These basic calculations are ones that you will use to help you solve many of the other types of questions in the numerical comprehension test, so you need to have a good grasp of how to answer them.
Exercise 2: Percentage and Ratio Calculations
Percentages and ratios are relatively simple concepts. In a numerical comprehension test, you might be required to find the proportion of something compared to something else, or work out a percentage increase or decrease.
Having a simple strategy to use when dealing with percentages and ratios will help you solve these problems under pressure in a numerical comprehension test.
What is 15% of $30?
Answer: b) $4.50. You can solve this by finding 10% and then adding 5% (which is half), or solve it another way if you find that easier.
If John and Steven earned $30 together, and Steven’s share is $20, what is the ratio of their earnings?
Answer: b) 2:1. Ratios are all about proportion, and you need to be confident in your strategy for solving problems like this.
Exercise 3: Time Value of Money
In time value of money questions, you will be dealing with the idea that the value of something will increase (or decrease) over time.
This might involve the addition of interest on a loan, for example.
Calculate the total cost to pay back a loan of $10,000 with 10% interest a year over 5 years.
Answer: $15,000 - there is a specific formula that can be used for this:
FV (future value)
PV (current value)
N (number of compounding periods)
I (interest rate)
T (total number of years)
FV = PV x [1 + (i / n)] (n x t)
In this case:
FV = £10,000 x [1 + (10%/1)] (1 x 5) = $15,000
Exercise 4: Currency Conversions and Exchange Rates
Exchange rates and currency conversions might be important if you are working with international clients, or needing to pay for goods from overseas suppliers.
How much would a $10 purchase cost in Sterling with an exchange rate of $1 - £0.9179?
Answer: a) £9.18. This is a simple example; with fewer round numbers the calculation would be a lot more complicated.
Exercise 5: Word Problems
Word problems are used to evaluate your ability to pull the necessary data out of a passage of information. They tend to take the format of a problem about travel or work rate.
If James traveled at 30 miles per hour steadily, how far would he get in 180 minutes?
a) 100 miles
b) 80 miles
c) 180 miles
d) 90 miles
Tips for Improving Numerical Comprehension
Tip 1: Consistent Practice and Review
Like any skill, the more you use numerical comprehension, the easier you will find it.
You can practice using things like online tests, or even through revision resources aimed at students.
Make practice a part of your daily or weekly routine, even if it is just for a few minutes at a time - keep that mathematical muscle flexed so you can rely on it when you need it.
Try and review the basics as much as you can as part of your revision and practice sessions.
Tip 2: Applying Skills to Real-World Scenarios
Using numerical comprehension abilities in a vacuum - just in test situations - might not be the best way for you to improve - many people find using math in everyday situations helps them to improve.
Instead of reaching for a calculator, try and do the calculation in your head when you are trying to determine how much a new shirt will cost in the sale.
Applying numerical skills to real life makes it much more relevant, and you might find it easier to improve this way.
Tip 3: Seeking Feedback and Identifying Areas for Improvement
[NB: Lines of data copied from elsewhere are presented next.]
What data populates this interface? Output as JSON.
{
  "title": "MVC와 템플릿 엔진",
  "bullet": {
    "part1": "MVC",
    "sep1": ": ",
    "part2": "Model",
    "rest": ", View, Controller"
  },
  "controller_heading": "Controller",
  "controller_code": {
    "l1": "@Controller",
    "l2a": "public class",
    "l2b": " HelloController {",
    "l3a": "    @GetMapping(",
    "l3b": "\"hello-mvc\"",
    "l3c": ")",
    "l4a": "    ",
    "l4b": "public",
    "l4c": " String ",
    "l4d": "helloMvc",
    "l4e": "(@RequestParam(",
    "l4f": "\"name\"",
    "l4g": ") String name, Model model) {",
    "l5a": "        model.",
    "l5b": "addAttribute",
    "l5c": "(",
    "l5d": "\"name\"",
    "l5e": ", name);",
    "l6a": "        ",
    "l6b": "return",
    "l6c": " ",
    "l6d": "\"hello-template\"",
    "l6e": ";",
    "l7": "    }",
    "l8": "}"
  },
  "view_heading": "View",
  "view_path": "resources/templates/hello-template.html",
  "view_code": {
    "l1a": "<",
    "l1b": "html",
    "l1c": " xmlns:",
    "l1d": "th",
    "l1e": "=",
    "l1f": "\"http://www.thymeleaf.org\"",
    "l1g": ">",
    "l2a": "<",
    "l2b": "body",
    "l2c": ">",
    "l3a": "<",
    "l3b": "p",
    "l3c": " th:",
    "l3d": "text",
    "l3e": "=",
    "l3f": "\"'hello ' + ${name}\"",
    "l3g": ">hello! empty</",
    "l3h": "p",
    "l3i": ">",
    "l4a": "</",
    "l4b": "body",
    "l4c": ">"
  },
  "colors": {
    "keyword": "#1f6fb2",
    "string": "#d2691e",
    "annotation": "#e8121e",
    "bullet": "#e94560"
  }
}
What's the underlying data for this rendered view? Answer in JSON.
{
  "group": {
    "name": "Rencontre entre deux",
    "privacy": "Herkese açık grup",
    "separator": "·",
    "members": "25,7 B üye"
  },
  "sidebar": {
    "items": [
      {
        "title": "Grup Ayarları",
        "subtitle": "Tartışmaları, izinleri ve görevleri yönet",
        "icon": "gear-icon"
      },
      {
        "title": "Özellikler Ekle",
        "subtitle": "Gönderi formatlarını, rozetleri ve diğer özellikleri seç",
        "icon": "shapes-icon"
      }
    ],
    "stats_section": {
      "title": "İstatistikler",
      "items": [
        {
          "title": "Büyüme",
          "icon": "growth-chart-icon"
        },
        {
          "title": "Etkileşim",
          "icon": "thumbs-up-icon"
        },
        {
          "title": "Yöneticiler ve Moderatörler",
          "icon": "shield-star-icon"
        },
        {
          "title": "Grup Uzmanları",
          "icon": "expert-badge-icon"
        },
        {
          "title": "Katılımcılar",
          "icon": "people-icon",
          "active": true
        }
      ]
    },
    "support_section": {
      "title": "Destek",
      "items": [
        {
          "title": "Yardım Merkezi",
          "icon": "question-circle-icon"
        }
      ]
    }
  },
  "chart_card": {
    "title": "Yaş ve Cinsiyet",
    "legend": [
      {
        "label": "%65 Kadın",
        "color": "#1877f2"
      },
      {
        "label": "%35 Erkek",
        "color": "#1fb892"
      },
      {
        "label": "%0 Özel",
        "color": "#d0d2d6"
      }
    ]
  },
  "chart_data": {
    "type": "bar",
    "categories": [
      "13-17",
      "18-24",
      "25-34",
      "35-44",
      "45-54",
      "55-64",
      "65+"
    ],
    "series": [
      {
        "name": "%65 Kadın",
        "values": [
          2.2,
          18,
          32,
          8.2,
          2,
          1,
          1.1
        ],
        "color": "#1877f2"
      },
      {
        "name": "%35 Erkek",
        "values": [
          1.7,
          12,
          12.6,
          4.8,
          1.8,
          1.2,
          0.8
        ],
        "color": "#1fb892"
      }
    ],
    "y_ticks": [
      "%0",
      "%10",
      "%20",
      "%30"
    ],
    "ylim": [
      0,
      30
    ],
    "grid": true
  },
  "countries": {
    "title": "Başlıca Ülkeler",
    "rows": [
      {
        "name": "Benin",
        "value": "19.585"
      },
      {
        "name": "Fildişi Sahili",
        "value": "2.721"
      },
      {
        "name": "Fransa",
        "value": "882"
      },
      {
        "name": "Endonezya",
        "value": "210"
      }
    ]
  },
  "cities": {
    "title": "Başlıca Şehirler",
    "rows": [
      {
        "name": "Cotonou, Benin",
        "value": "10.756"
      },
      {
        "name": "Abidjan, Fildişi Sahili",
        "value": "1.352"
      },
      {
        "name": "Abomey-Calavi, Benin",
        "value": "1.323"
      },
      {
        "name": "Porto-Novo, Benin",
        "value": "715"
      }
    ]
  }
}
If you use practice tests, you can pinpoint any particular areas of your knowledge that might need review - these should be easy to ascertain because they'll be the questions you got wrong. You can then use this information to review the relevant mathematical principles and revise.
Resources for Numerical Comprehension Practice
There are many places you can go online for numerical comprehension practice.
If practice tests are what you are looking for, there is a range available at Fintest, including numerical reasoning and financial reasoning - which you are likely to come across when you are looking for a role in finance.
You can also find tests that are used in specific recruitment processes, so you can practice more effectively when you apply for your ideal role at companies like Brookfield Asset Management and Experian.